╭─ Record set

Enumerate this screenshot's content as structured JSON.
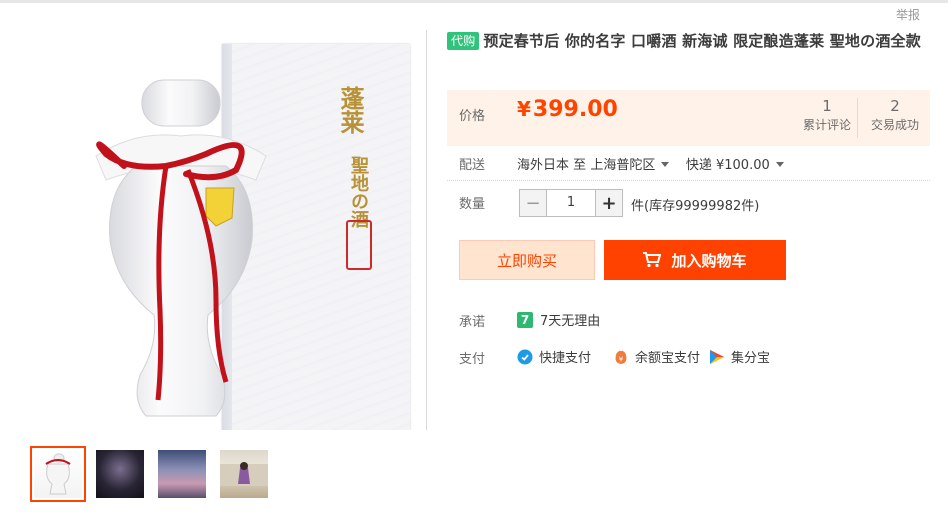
{
  "page": {
    "report": "举报"
  },
  "product": {
    "tag": "代购",
    "title": "预定春节后 你的名字 口嚼酒 新海诚 限定酿造蓬莱 聖地の酒全款",
    "image_box_text_1": "蓬莱",
    "image_box_text_2": "聖地の酒"
  },
  "price": {
    "label": "价格",
    "currency": "¥",
    "value": "399.00",
    "reviews_count": "1",
    "reviews_label": "累计评论",
    "deals_count": "2",
    "deals_label": "交易成功"
  },
  "shipping": {
    "label": "配送",
    "from": "海外日本",
    "to_word": "至",
    "to": "上海普陀区",
    "method": "快递 ¥100.00"
  },
  "quantity": {
    "label": "数量",
    "minus": "−",
    "value": "1",
    "plus": "+",
    "stock": "件(库存99999982件)"
  },
  "actions": {
    "buy_now": "立即购买",
    "add_to_cart": "加入购物车"
  },
  "promise": {
    "label": "承诺",
    "badge": "7",
    "text": "7天无理由"
  },
  "payment": {
    "label": "支付",
    "methods": [
      "快捷支付",
      "余额宝支付",
      "集分宝"
    ]
  },
  "colors": {
    "accent": "#ff4400",
    "price_bg": "#fff2e8",
    "tag_green": "#31c27c",
    "cart_button": "#ff4200"
  },
  "icons": [
    "shield-pay-icon",
    "yuebao-icon",
    "jifenbao-icon",
    "cart-icon"
  ]
}
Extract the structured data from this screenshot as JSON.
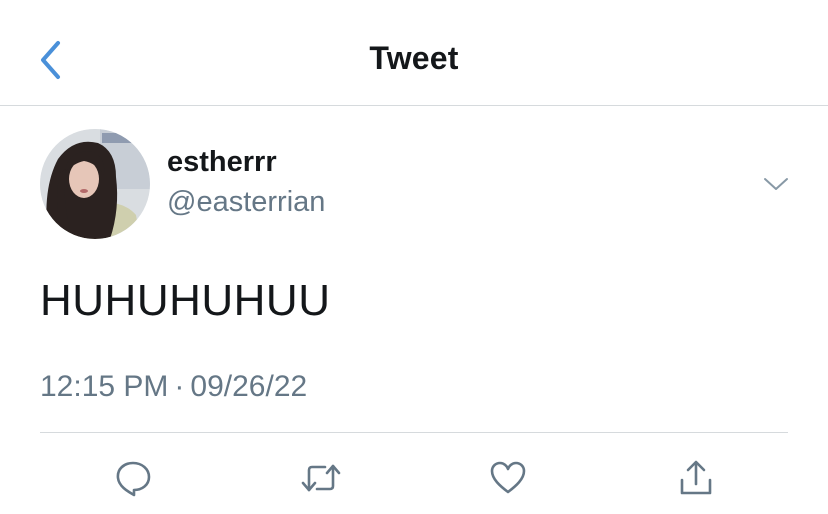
{
  "header": {
    "title": "Tweet",
    "back_icon": "chevron-left-icon",
    "accent_color": "#4a90d9"
  },
  "author": {
    "display_name": "estherrr",
    "handle": "@easterrian",
    "avatar_icon": "profile-photo"
  },
  "tweet": {
    "text": "HUHUHUHUU",
    "time": "12:15 PM",
    "separator": "·",
    "date": "09/26/22"
  },
  "actions": [
    {
      "name": "reply",
      "icon": "speech-bubble-icon"
    },
    {
      "name": "retweet",
      "icon": "retweet-arrows-icon"
    },
    {
      "name": "like",
      "icon": "heart-icon"
    },
    {
      "name": "share",
      "icon": "share-upload-icon"
    }
  ],
  "colors": {
    "text": "#14171a",
    "secondary_text": "#657786",
    "divider": "#d6dadd",
    "icon": "#657786"
  }
}
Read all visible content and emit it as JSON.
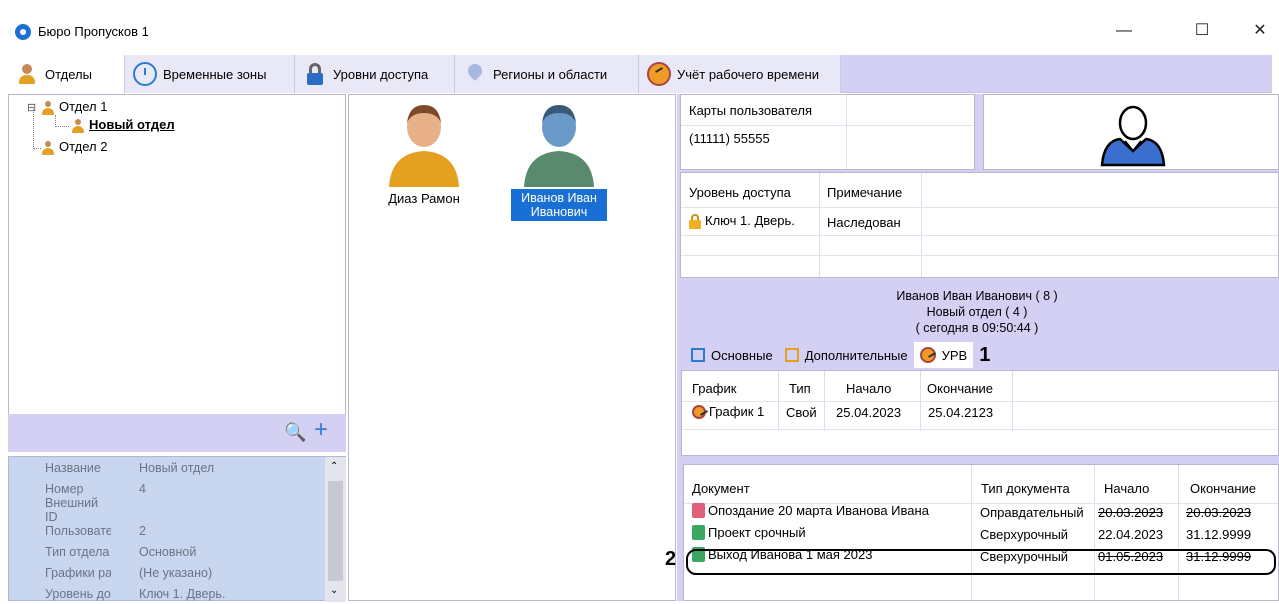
{
  "window": {
    "title": "Бюро Пропусков 1",
    "minimize": "—",
    "maximize": "☐",
    "close": "✕"
  },
  "tabs": [
    {
      "label": "Отделы",
      "icon": "person-icon"
    },
    {
      "label": "Временные зоны",
      "icon": "clock-icon"
    },
    {
      "label": "Уровни доступа",
      "icon": "lock-icon"
    },
    {
      "label": "Регионы и области",
      "icon": "region-icon"
    },
    {
      "label": "Учёт рабочего времени",
      "icon": "gauge-icon"
    }
  ],
  "tree": {
    "root1": "Отдел 1",
    "child": "Новый отдел",
    "root2": "Отдел 2",
    "expander": "⊟"
  },
  "search_icon": "🔍",
  "add_icon": "+",
  "props": [
    {
      "k": "Название",
      "v": "Новый отдел"
    },
    {
      "k": "Номер",
      "v": "4"
    },
    {
      "k": "Внешний ID",
      "v": ""
    },
    {
      "k": "Пользовател",
      "v": "2"
    },
    {
      "k": "Тип отдела",
      "v": "Основной"
    },
    {
      "k": "Графики раб",
      "v": "(Не указано)"
    },
    {
      "k": "Уровень дос",
      "v": "Ключ 1. Дверь."
    }
  ],
  "users": [
    {
      "name": "Диаз Рамон"
    },
    {
      "name": "Иванов Иван Иванович"
    }
  ],
  "cards": {
    "header": "Карты пользователя",
    "value": "(11111) 55555"
  },
  "access": {
    "h1": "Уровень доступа",
    "h2": "Примечание",
    "level": "Ключ 1. Дверь.",
    "note": "Наследован"
  },
  "info": {
    "line1": "Иванов Иван Иванович ( 8 )",
    "line2": "Новый отдел ( 4 )",
    "line3": "( сегодня в 09:50:44 )"
  },
  "subtabs": [
    {
      "label": "Основные"
    },
    {
      "label": "Дополнительные"
    },
    {
      "label": "УРВ"
    }
  ],
  "callout1": "1",
  "callout2": "2",
  "schedule": {
    "headers": [
      "График",
      "Тип",
      "Начало",
      "Окончание"
    ],
    "row": [
      "График 1",
      "Свой",
      "25.04.2023",
      "25.04.2123"
    ]
  },
  "docs": {
    "headers": [
      "Документ",
      "Тип документа",
      "Начало",
      "Окончание"
    ],
    "rows": [
      {
        "name": "Опоздание 20 марта Иванова Ивана",
        "type": "Оправдательный",
        "start": "20.03.2023",
        "end": "20.03.2023",
        "color": "#e0607a",
        "strike_start": true,
        "strike_end": true
      },
      {
        "name": "Проект срочный",
        "type": "Сверхурочный",
        "start": "22.04.2023",
        "end": "31.12.9999",
        "color": "#3aa860",
        "strike_start": false,
        "strike_end": false
      },
      {
        "name": "Выход Иванова 1 мая 2023",
        "type": "Сверхурочный",
        "start": "01.05.2023",
        "end": "31.12.9999",
        "color": "#3aa860",
        "strike_start": true,
        "strike_end": true
      }
    ]
  }
}
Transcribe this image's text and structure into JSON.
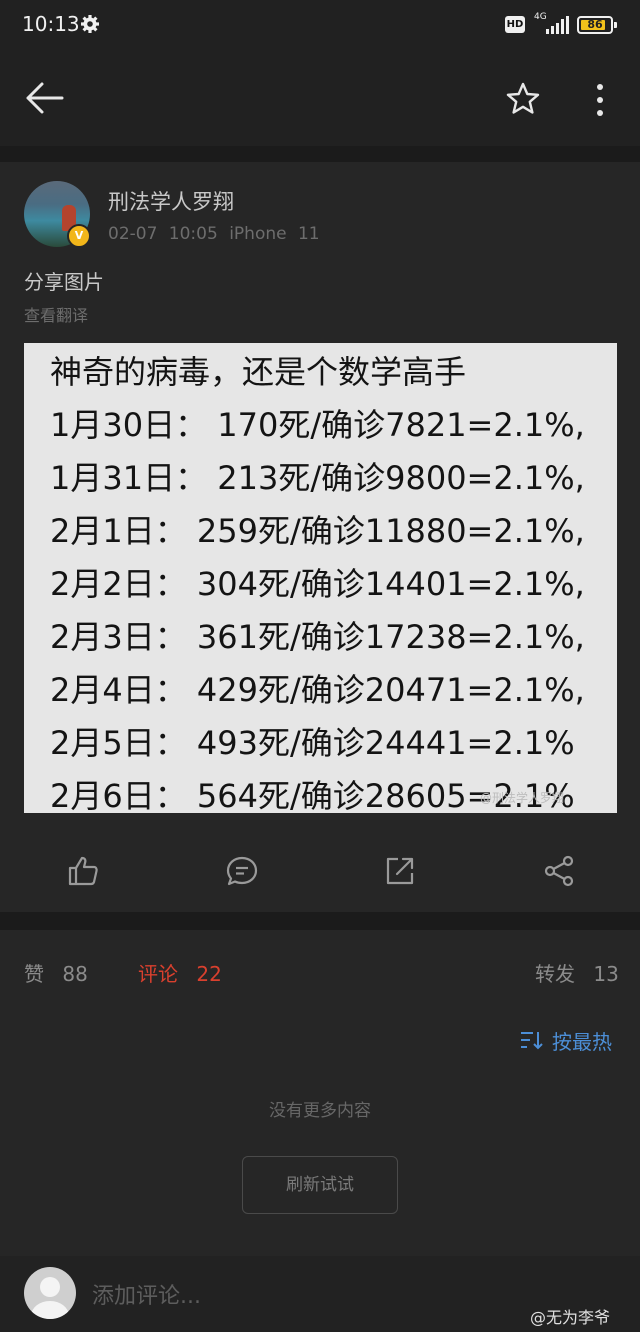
{
  "status_bar": {
    "time": "10:13",
    "hd": "HD",
    "network": "4G",
    "battery": "86",
    "battery_level": 0.86
  },
  "nav": {
    "back_icon": "arrow-left-icon",
    "favorite_icon": "star-icon",
    "more_icon": "more-vertical-icon"
  },
  "post": {
    "author": "刑法学人罗翔",
    "badge": "V",
    "timestamp": "02-07 10:05",
    "device": "iPhone 11",
    "text": "分享图片",
    "translate_link": "查看翻译",
    "image": {
      "title": "神奇的病毒，还是个数学高手",
      "lines": [
        "1月30日： 170死/确诊7821=2.1%,",
        "1月31日： 213死/确诊9800=2.1%,",
        "2月1日： 259死/确诊11880=2.1%,",
        "2月2日： 304死/确诊14401=2.1%,",
        "2月3日： 361死/确诊17238=2.1%,",
        "2月4日： 429死/确诊20471=2.1%,",
        "2月5日： 493死/确诊24441=2.1%",
        "2月6日： 564死/确诊28605=2.1%"
      ],
      "watermark": "@刑法学人罗翔"
    },
    "actions": [
      "thumbs-up-icon",
      "comment-icon",
      "share-out-icon",
      "share-network-icon"
    ]
  },
  "stats": {
    "likes_label": "赞",
    "likes_count": "88",
    "comments_label": "评论",
    "comments_count": "22",
    "reposts_label": "转发",
    "reposts_count": "13"
  },
  "comments": {
    "sort_label": "按最热",
    "empty_text": "没有更多内容",
    "refresh_button": "刷新试试",
    "input_placeholder": "添加评论..."
  },
  "credit": "@无为李爷",
  "colors": {
    "background": "#262626",
    "accent_red": "#d9402e",
    "accent_blue": "#4c8ed6",
    "badge_gold": "#f2b61a"
  }
}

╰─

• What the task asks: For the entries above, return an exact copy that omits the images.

• Output:
Enumerate this screenshot's content as structured JSON.
{
  "page": {
    "report": "举报"
  },
  "product": {
    "tag": "代购",
    "title": "预定春节后 你的名字 口嚼酒 新海诚 限定酿造蓬莱 聖地の酒全款",
    "image_box_text_1": "蓬莱",
    "image_box_text_2": "聖地の酒"
  },
  "price": {
    "label": "价格",
    "currency": "¥",
    "value": "399.00",
    "reviews_count": "1",
    "reviews_label": "累计评论",
    "deals_count": "2",
    "deals_label": "交易成功"
  },
  "shipping": {
    "label": "配送",
    "from": "海外日本",
    "to_word": "至",
    "to": "上海普陀区",
    "method": "快递 ¥100.00"
  },
  "quantity": {
    "label": "数量",
    "minus": "−",
    "value": "1",
    "plus": "+",
    "stock": "件(库存99999982件)"
  },
  "actions": {
    "buy_now": "立即购买",
    "add_to_cart": "加入购物车"
  },
  "promise": {
    "label": "承诺",
    "badge": "7",
    "text": "7天无理由"
  },
  "payment": {
    "label": "支付",
    "methods": [
      "快捷支付",
      "余额宝支付",
      "集分宝"
    ]
  },
  "colors": {
    "accent": "#ff4400",
    "price_bg": "#fff2e8",
    "tag_green": "#31c27c",
    "cart_button": "#ff4200"
  },
  "icons": [
    "shield-pay-icon",
    "yuebao-icon",
    "jifenbao-icon",
    "cart-icon"
  ]
}
Extract the structured data from this screenshot as JSON.
{
  "header": {
    "title": "Tweet",
    "back_icon": "chevron-left-icon",
    "accent_color": "#4a90d9"
  },
  "author": {
    "display_name": "estherrr",
    "handle": "@easterrian",
    "avatar_icon": "profile-photo"
  },
  "tweet": {
    "text": "HUHUHUHUU",
    "time": "12:15 PM",
    "separator": "·",
    "date": "09/26/22"
  },
  "actions": [
    {
      "name": "reply",
      "icon": "speech-bubble-icon"
    },
    {
      "name": "retweet",
      "icon": "retweet-arrows-icon"
    },
    {
      "name": "like",
      "icon": "heart-icon"
    },
    {
      "name": "share",
      "icon": "share-upload-icon"
    }
  ],
  "colors": {
    "text": "#14171a",
    "secondary_text": "#657786",
    "divider": "#d6dadd",
    "icon": "#657786"
  }
}
Read all visible content and emit it as JSON.
{
  "window": {
    "title": "Бюро Пропусков 1",
    "minimize": "—",
    "maximize": "☐",
    "close": "✕"
  },
  "tabs": [
    {
      "label": "Отделы",
      "icon": "person-icon"
    },
    {
      "label": "Временные зоны",
      "icon": "clock-icon"
    },
    {
      "label": "Уровни доступа",
      "icon": "lock-icon"
    },
    {
      "label": "Регионы и области",
      "icon": "region-icon"
    },
    {
      "label": "Учёт рабочего времени",
      "icon": "gauge-icon"
    }
  ],
  "tree": {
    "root1": "Отдел 1",
    "child": "Новый отдел",
    "root2": "Отдел 2",
    "expander": "⊟"
  },
  "search_icon": "🔍",
  "add_icon": "+",
  "props": [
    {
      "k": "Название",
      "v": "Новый отдел"
    },
    {
      "k": "Номер",
      "v": "4"
    },
    {
      "k": "Внешний ID",
      "v": ""
    },
    {
      "k": "Пользовател",
      "v": "2"
    },
    {
      "k": "Тип отдела",
      "v": "Основной"
    },
    {
      "k": "Графики раб",
      "v": "(Не указано)"
    },
    {
      "k": "Уровень дос",
      "v": "Ключ 1. Дверь."
    }
  ],
  "users": [
    {
      "name": "Диаз Рамон"
    },
    {
      "name": "Иванов Иван Иванович"
    }
  ],
  "cards": {
    "header": "Карты пользователя",
    "value": "(11111) 55555"
  },
  "access": {
    "h1": "Уровень доступа",
    "h2": "Примечание",
    "level": "Ключ 1. Дверь.",
    "note": "Наследован"
  },
  "info": {
    "line1": "Иванов Иван Иванович ( 8 )",
    "line2": "Новый отдел ( 4 )",
    "line3": "( сегодня в 09:50:44 )"
  },
  "subtabs": [
    {
      "label": "Основные"
    },
    {
      "label": "Дополнительные"
    },
    {
      "label": "УРВ"
    }
  ],
  "callout1": "1",
  "callout2": "2",
  "schedule": {
    "headers": [
      "График",
      "Тип",
      "Начало",
      "Окончание"
    ],
    "row": [
      "График 1",
      "Свой",
      "25.04.2023",
      "25.04.2123"
    ]
  },
  "docs": {
    "headers": [
      "Документ",
      "Тип документа",
      "Начало",
      "Окончание"
    ],
    "rows": [
      {
        "name": "Опоздание 20 марта Иванова Ивана",
        "type": "Оправдательный",
        "start": "20.03.2023",
        "end": "20.03.2023",
        "color": "#e0607a",
        "strike_start": true,
        "strike_end": true
      },
      {
        "name": "Проект срочный",
        "type": "Сверхурочный",
        "start": "22.04.2023",
        "end": "31.12.9999",
        "color": "#3aa860",
        "strike_start": false,
        "strike_end": false
      },
      {
        "name": "Выход Иванова 1 мая 2023",
        "type": "Сверхурочный",
        "start": "01.05.2023",
        "end": "31.12.9999",
        "color": "#3aa860",
        "strike_start": true,
        "strike_end": true
      }
    ]
  }
}
Transcribe this image's text and structure into JSON.
{
  "status_bar": {
    "time": "10:13",
    "hd": "HD",
    "network": "4G",
    "battery": "86",
    "battery_level": 0.86
  },
  "nav": {
    "back_icon": "arrow-left-icon",
    "favorite_icon": "star-icon",
    "more_icon": "more-vertical-icon"
  },
  "post": {
    "author": "刑法学人罗翔",
    "badge": "V",
    "timestamp": "02-07 10:05",
    "device": "iPhone 11",
    "text": "分享图片",
    "translate_link": "查看翻译",
    "image": {
      "title": "神奇的病毒，还是个数学高手",
      "lines": [
        "1月30日： 170死/确诊7821=2.1%,",
        "1月31日： 213死/确诊9800=2.1%,",
        "2月1日： 259死/确诊11880=2.1%,",
        "2月2日： 304死/确诊14401=2.1%,",
        "2月3日： 361死/确诊17238=2.1%,",
        "2月4日： 429死/确诊20471=2.1%,",
        "2月5日： 493死/确诊24441=2.1%",
        "2月6日： 564死/确诊28605=2.1%"
      ],
      "watermark": "@刑法学人罗翔"
    },
    "actions": [
      "thumbs-up-icon",
      "comment-icon",
      "share-out-icon",
      "share-network-icon"
    ]
  },
  "stats": {
    "likes_label": "赞",
    "likes_count": "88",
    "comments_label": "评论",
    "comments_count": "22",
    "reposts_label": "转发",
    "reposts_count": "13"
  },
  "comments": {
    "sort_label": "按最热",
    "empty_text": "没有更多内容",
    "refresh_button": "刷新试试",
    "input_placeholder": "添加评论..."
  },
  "credit": "@无为李爷",
  "colors": {
    "background": "#262626",
    "accent_red": "#d9402e",
    "accent_blue": "#4c8ed6",
    "badge_gold": "#f2b61a"
  }
}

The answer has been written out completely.